- Task goal:
Would you give again, exactly, the lines running from the line with "Convert this screenshot" to the end of the data below, both included?

- Records:
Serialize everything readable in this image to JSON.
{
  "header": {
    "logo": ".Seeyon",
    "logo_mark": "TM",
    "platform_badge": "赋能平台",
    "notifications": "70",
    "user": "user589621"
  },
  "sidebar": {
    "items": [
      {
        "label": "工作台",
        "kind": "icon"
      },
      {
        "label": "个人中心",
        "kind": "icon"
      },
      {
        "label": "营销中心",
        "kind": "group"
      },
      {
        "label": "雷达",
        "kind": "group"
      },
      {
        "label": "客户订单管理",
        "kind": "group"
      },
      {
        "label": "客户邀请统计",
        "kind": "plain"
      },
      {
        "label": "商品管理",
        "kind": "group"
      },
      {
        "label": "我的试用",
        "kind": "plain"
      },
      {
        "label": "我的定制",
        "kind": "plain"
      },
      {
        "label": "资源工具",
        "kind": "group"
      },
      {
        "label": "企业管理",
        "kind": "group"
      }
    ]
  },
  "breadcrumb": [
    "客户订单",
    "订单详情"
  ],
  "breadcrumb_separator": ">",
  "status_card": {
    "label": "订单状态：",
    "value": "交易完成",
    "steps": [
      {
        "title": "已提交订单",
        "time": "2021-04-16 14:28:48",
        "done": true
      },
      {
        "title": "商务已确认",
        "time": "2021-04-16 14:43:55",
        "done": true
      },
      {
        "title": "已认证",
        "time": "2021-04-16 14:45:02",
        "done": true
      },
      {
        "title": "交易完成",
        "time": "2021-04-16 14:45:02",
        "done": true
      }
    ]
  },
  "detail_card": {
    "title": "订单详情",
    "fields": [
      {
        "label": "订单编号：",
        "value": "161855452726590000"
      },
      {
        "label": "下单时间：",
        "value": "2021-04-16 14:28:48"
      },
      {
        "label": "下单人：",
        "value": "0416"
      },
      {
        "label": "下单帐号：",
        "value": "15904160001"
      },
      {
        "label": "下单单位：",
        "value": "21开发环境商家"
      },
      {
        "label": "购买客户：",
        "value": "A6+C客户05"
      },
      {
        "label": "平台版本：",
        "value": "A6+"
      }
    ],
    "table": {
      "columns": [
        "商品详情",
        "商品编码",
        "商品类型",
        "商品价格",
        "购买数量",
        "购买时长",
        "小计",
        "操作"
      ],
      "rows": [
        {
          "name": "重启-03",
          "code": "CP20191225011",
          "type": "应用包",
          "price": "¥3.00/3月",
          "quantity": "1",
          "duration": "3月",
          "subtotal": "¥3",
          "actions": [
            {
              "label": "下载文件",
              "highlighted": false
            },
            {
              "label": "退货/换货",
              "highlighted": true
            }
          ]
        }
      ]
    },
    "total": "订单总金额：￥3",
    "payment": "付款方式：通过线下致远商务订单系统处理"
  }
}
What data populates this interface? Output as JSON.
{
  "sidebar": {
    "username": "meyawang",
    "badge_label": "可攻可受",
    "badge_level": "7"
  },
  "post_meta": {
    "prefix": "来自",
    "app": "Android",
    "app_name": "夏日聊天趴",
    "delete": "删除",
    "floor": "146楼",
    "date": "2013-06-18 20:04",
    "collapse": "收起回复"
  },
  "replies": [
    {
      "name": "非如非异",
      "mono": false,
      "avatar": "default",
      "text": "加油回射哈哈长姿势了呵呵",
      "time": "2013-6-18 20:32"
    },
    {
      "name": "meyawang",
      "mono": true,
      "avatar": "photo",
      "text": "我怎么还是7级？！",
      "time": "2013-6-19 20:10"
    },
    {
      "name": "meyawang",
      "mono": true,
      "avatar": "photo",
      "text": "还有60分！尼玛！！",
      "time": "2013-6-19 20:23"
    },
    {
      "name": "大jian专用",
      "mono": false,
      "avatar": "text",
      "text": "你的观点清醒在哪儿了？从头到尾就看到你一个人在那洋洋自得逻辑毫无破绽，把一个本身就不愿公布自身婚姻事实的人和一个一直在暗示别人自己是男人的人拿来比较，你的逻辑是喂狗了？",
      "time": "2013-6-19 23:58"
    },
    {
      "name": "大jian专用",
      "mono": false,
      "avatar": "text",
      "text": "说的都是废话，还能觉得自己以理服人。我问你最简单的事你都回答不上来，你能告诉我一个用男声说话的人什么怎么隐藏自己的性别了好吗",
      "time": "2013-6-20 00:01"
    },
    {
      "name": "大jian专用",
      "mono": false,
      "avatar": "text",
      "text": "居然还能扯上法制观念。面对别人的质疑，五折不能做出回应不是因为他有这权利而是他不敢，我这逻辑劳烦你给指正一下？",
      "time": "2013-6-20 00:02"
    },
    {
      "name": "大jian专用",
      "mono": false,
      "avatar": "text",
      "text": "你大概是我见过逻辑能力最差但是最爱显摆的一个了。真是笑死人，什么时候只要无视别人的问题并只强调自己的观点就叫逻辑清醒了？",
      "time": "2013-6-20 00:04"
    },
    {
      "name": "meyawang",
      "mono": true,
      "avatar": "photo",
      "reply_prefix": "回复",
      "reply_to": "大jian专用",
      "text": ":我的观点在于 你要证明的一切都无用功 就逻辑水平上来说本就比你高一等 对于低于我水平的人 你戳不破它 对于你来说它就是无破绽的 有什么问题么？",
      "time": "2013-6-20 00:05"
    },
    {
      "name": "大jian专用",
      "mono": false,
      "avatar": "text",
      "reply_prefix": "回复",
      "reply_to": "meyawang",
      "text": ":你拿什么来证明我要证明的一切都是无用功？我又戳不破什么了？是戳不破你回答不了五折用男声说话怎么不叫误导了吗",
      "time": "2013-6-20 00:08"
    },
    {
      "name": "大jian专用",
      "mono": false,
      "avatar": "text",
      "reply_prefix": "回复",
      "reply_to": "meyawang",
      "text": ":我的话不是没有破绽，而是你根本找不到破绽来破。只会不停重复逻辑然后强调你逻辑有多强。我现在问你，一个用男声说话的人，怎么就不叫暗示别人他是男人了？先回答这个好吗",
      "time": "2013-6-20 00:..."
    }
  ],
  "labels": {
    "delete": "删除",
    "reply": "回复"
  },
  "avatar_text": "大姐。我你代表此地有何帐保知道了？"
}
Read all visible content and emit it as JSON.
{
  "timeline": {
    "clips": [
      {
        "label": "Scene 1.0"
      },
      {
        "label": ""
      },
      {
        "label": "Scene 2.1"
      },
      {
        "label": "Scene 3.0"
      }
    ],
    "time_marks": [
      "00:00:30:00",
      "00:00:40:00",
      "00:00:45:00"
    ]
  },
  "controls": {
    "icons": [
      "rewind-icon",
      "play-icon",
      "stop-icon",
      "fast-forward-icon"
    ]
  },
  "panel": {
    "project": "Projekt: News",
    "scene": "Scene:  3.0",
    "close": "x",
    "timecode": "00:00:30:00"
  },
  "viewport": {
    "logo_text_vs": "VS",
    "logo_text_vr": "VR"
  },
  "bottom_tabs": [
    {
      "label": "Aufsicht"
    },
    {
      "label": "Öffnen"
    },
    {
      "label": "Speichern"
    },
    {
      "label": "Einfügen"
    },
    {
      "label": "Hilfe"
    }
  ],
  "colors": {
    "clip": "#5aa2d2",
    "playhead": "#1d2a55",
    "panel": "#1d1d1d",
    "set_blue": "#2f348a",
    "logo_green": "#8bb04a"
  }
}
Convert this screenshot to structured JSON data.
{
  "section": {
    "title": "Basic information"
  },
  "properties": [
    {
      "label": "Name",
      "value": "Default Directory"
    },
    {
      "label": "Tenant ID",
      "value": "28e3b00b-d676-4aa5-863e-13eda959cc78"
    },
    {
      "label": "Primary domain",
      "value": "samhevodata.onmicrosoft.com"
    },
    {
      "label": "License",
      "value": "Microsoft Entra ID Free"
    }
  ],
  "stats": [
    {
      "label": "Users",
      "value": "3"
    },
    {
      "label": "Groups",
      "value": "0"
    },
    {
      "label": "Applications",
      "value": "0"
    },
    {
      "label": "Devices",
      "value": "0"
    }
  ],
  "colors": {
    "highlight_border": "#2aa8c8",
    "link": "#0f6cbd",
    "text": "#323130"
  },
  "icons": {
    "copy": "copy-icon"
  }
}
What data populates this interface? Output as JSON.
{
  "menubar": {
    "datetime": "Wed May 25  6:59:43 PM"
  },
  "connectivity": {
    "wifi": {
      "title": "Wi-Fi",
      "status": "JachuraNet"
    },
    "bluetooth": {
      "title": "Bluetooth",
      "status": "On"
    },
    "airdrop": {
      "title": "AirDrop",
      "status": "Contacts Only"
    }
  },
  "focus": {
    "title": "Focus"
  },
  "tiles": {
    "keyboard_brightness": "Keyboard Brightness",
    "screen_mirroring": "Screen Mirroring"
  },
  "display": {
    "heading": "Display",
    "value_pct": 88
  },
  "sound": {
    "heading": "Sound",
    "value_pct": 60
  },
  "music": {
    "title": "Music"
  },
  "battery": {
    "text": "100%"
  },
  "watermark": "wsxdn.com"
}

- Solution for this problem:
Convert this screenshot to structured JSON data.
{
  "section": {
    "title": "Basic information"
  },
  "properties": [
    {
      "label": "Name",
      "value": "Default Directory"
    },
    {
      "label": "Tenant ID",
      "value": "28e3b00b-d676-4aa5-863e-13eda959cc78"
    },
    {
      "label": "Primary domain",
      "value": "samhevodata.onmicrosoft.com"
    },
    {
      "label": "License",
      "value": "Microsoft Entra ID Free"
    }
  ],
  "stats": [
    {
      "label": "Users",
      "value": "3"
    },
    {
      "label": "Groups",
      "value": "0"
    },
    {
      "label": "Applications",
      "value": "0"
    },
    {
      "label": "Devices",
      "value": "0"
    }
  ],
  "colors": {
    "highlight_border": "#2aa8c8",
    "link": "#0f6cbd",
    "text": "#323130"
  },
  "icons": {
    "copy": "copy-icon"
  }
}
What data populates this interface? Output as JSON.
{
  "menubar": {
    "datetime": "Wed May 25  6:59:43 PM"
  },
  "connectivity": {
    "wifi": {
      "title": "Wi-Fi",
      "status": "JachuraNet"
    },
    "bluetooth": {
      "title": "Bluetooth",
      "status": "On"
    },
    "airdrop": {
      "title": "AirDrop",
      "status": "Contacts Only"
    }
  },
  "focus": {
    "title": "Focus"
  },
  "tiles": {
    "keyboard_brightness": "Keyboard Brightness",
    "screen_mirroring": "Screen Mirroring"
  },
  "display": {
    "heading": "Display",
    "value_pct": 88
  },
  "sound": {
    "heading": "Sound",
    "value_pct": 60
  },
  "music": {
    "title": "Music"
  },
  "battery": {
    "text": "100%"
  },
  "watermark": "wsxdn.com"
}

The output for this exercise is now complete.